Word on the street is that the Philadelphia Flyers are a pretty undisciplined hockey team. Countless reports keep rejuvenating the tired subjects of Philadelphia’s lack of focus and inability to play as a team. Too many penalties this, not enough team chemistry that. Enough is enough. We get it. Quite frankly if you ask me they look like a pee wee team as of late and it’s for one reason and one reason only: Broad Street Bullies.
Philadelphia is a city that prides itself on its tough blue-collar identity that has morphed its way inside of the city’s professional teams, but none are quite like the Flyers. The famous back-to-back Stanley Cup winning Broad Street Bullies from the 1970s virtually changed the rulebook of hockey. Nearly four decades later, the rough and tough spirits of the retired Flyers’ greats still roam south Broad Street. Now however, it could be the Flyers’ kryptonite.
The Flyers entered January on a monstrous tear but suddenly find themselves playing mediocre hockey again, posting an average 2-4-2 record in their last eight games. In those eight games, Philly has given up six power-play goals while recording five fighting penalties, seven roughing penalties, three boarding penalties and two misconduct penalties.
There’s no question that the orange and black like to play rough and tough hockey, but leaving the gloves on and biting their tongues might be in their best interest for now. Since those eight games, Philadelphia has let the New York Rangers and Columbus Blue Jackets ahead of them in the standings, and as everyone knows, now is not the time to start losing ground for the playoffs.
Rather than be the victims of the penalty, Philadelphia needs to shift its focus towards drawing penalties. I’m sure they would love to utilize the weapon they have in Wayne Simmonds who ranks fifth in the NHL for power-play goals (9).

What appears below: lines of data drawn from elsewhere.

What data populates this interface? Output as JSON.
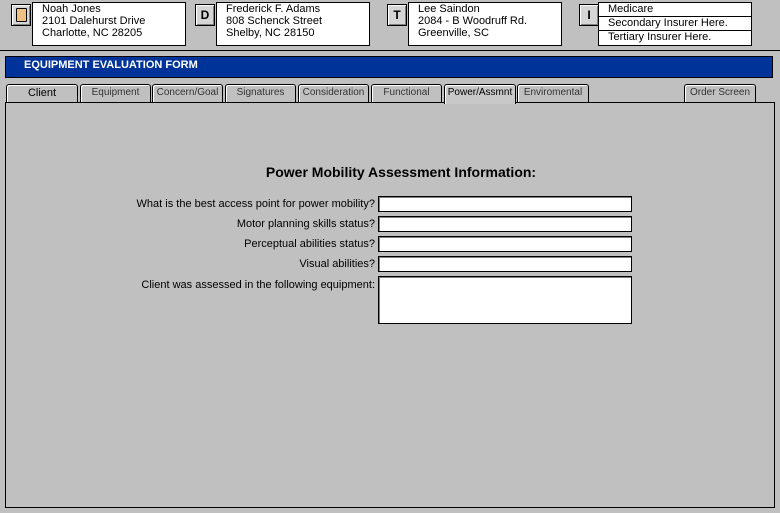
{
  "patient": {
    "name": "Noah Jones",
    "address": "2101 Dalehurst Drive",
    "city": "Charlotte, NC 28205"
  },
  "doctor": {
    "button": "D",
    "name": "Frederick F. Adams",
    "address": "808 Schenck Street",
    "city": "Shelby, NC 28150"
  },
  "therapist": {
    "button": "T",
    "name": "Lee Saindon",
    "address": "2084  - B Woodruff Rd.",
    "city": "Greenville, SC"
  },
  "insurance": {
    "button": "I",
    "primary": "Medicare",
    "secondary": "Secondary  Insurer Here.",
    "tertiary": "Tertiary Insurer Here."
  },
  "form": {
    "banner": "EQUIPMENT EVALUATION FORM",
    "title": "Power Mobility Assessment Information:"
  },
  "tabs": [
    "Client",
    "Equipment",
    "Concern/Goal",
    "Signatures",
    "Consideration",
    "Functional",
    "Power/Assmnt",
    "Enviromental",
    "Order Screen"
  ],
  "active_tab": "Power/Assmnt",
  "fields": {
    "access_point": {
      "label": "What is the best access point for power mobility?",
      "value": ""
    },
    "motor_planning": {
      "label": "Motor planning skills status?",
      "value": ""
    },
    "perceptual": {
      "label": "Perceptual abilities status?",
      "value": ""
    },
    "visual": {
      "label": "Visual abilities?",
      "value": ""
    },
    "equipment_assessed": {
      "label": "Client was assessed in the following equipment:",
      "value": ""
    }
  }
}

Cutting back the attitude might be something the Flyers aren’t too crazy about, but considering it might be a necessity to get them back on track, they’ll want to take it into consideration.